As athletes, my parents and I are completely separate entities and living in very different generations. I’ve had a lot more injuries and illnesses throughout my career than my mum did and, because of that, our training programmes are starkly different.
One misconception is that doors in sport are opened more easily if you have well known parents, but I feel I have a tougher battle breaking them down. People often expect more of me because of my family name. Every negative comment or setback I’ve received has motivated me further.
Lynsey echoes this sentiment: “I think I have achieved enough now that people will say I’m a good athlete in my own right as opposed to just riding on genes and talent,” she says. “I have good genes and it’s been very helpful, but I’ve had to put in a lot of hard work, just like every other athlete to get to where I am today.”
Despite all of this, I understand why the interest in my achievements and the comparisons with my parents persists. Only last week I was asked by a journalist, “Do you feel the pressure?” It won’t be the last time I hear it.
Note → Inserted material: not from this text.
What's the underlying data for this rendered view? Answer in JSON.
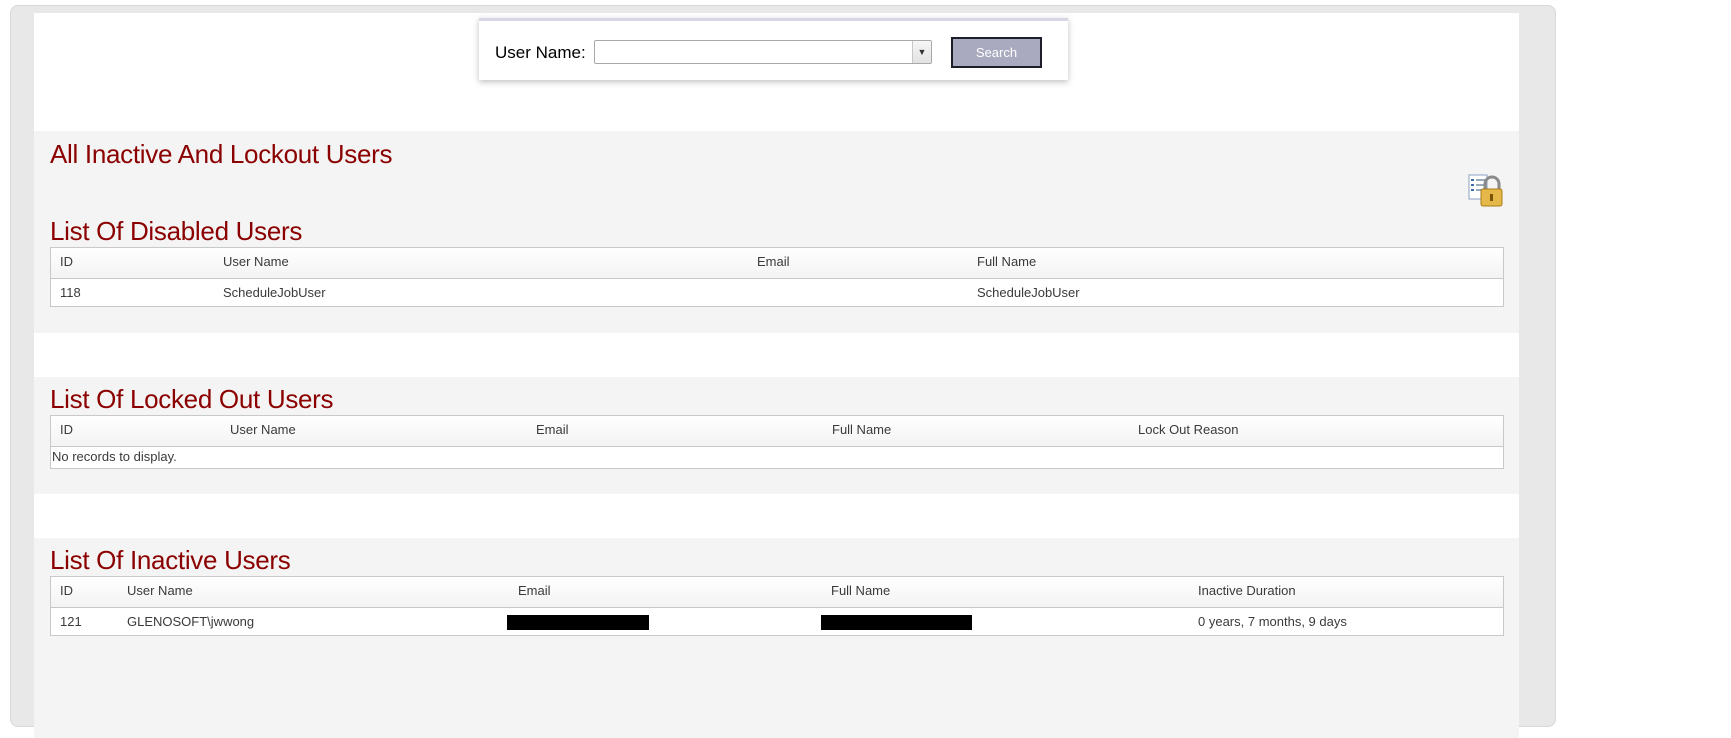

Thankfully, at the age of 25, I still don’t feel the sporting burden that many people may expect me to and doubt I ever will. I’m proud to be a McColgan. Growing up alongside my parents and seeing how hard they worked to try to achieve their dreams makes me even more determined to achieve my own. I go to bed every evening, stress-free, knowing that every time I lace up my trainers I’m making them extremely proud.
WINNERS IN THE GENE POOL LOTTERY
» Jake Wightman: Achievements: 7th over 1500m at the European Championships, Commonwealth Games 2014 representative 1500m and European junior gold in 2013.
Parents: Geoff Wightman: 8th in the marathon at the Commonwealth Games 1990, 6th at European Championships Marathon 1990. Susan Tooby: 6th in the 10,000m at the 1986 Commonwealth Games, 12th over the marathon at the Seoul Olympic Games and 20th at the European Championships.
» Harriet Knowles-Jones: Achievements: 4th at the World Youth Championship over 1500m in 2015 and 2nd at the European Cross Country Championships. UK School Games gold over 3000m in 2014.
Parents: Jayne Spark: UK 1500m title in 1993, represented Great Britain at the World Student Games and the World Cross Country Championships. Martin Jones: 4th over 10,000m in the Commonwealth Games in 1994, World Mountain Running champion.
» Hannah Nuttall: Achievements: IAAF World Cross Country Championships representative in 2015. English Schools champion over 3000m in 2014.
Parents: Alison Wyeth: represented Britain at the Olympic Games in 1992 and 1996 and three World Championships, finishing 5th in the 3000m final at the 1993 World Championships. 3rd in the 3000m at the Commonwealth Games in 1994. John Nuttall: Atlanta Olympic Games 1996 5000m representative, Commonwealth Games 3rd place in 1994, two-time World Championships representative and five times at the World Cross Country Championships, 1st at the 1989 NCAA Division I Cross Country Championships.
» Finley Bigg: Achievements: 2016 England Schools champion over 800m. 3rd over 400m indoors at the South of England U20/Senior Championships.
Parents: Sally Gunnell: 1992 400m hurdles Olympic gold, 1993 World Championships gold and world record-holder, 1994 European Championships gold, 1986, 1990 and 1994 Commonwealth golds. Jon Bigg: International junior vests over the 800m with a personal best of 1:48.40.
» Eilish McColgan reached the final of the 5000m at the Rio Olympics and competed in the 3000m steeplechase at the London Games of 2012